§ **Task directions**: Using the material below, work out how many lines contain "usually". Only the number is wanted.

§ **Data**:
....................
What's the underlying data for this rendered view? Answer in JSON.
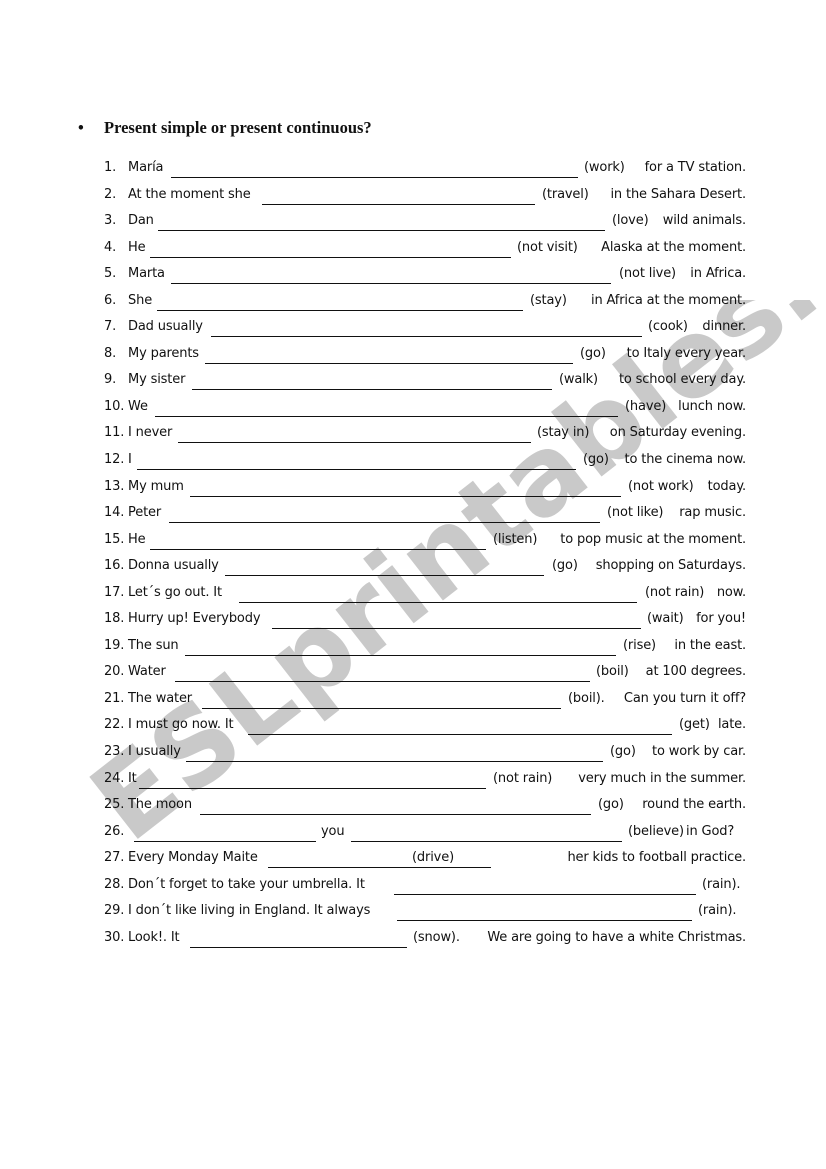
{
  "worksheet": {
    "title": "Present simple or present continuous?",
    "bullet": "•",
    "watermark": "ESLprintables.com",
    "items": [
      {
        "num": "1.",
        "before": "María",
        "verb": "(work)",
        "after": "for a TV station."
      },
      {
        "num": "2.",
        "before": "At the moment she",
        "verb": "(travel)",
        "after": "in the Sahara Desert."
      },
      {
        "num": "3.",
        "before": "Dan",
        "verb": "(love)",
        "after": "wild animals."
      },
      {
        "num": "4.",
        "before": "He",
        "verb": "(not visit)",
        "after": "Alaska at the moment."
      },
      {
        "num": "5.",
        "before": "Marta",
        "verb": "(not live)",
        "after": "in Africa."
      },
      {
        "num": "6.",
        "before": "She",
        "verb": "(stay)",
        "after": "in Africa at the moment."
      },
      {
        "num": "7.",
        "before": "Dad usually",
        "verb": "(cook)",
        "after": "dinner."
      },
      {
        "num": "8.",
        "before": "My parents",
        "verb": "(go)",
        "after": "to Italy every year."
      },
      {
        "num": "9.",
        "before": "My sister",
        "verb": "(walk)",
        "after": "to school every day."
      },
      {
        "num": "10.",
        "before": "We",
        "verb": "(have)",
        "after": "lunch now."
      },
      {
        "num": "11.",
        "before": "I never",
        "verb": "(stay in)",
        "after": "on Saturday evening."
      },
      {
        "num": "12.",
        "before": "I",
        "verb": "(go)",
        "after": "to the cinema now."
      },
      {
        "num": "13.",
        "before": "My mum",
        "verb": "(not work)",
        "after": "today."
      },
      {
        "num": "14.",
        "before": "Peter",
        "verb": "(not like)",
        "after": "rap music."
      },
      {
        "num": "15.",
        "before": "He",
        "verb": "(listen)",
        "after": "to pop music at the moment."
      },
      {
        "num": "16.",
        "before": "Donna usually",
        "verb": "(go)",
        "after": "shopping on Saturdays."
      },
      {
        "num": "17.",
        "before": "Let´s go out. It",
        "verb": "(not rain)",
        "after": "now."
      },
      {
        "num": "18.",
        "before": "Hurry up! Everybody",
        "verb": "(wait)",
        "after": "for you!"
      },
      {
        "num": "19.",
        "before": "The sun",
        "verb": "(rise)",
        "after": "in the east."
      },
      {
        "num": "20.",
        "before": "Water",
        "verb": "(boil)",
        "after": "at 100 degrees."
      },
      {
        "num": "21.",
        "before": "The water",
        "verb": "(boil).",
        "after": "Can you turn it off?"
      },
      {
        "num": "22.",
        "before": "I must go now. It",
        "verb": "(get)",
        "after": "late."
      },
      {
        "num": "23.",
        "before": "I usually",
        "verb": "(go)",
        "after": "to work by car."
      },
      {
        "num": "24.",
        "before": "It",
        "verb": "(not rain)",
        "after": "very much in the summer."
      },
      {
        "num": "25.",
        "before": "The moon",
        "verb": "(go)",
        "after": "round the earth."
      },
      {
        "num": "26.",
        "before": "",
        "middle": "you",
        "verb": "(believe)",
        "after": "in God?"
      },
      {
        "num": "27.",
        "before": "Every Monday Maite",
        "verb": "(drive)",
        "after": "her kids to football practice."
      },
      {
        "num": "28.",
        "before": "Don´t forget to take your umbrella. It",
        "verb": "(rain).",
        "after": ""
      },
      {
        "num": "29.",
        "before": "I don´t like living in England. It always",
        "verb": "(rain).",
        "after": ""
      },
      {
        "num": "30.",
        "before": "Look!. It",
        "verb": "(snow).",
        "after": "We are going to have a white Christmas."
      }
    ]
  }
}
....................
§ **Solution to this exercise**: 3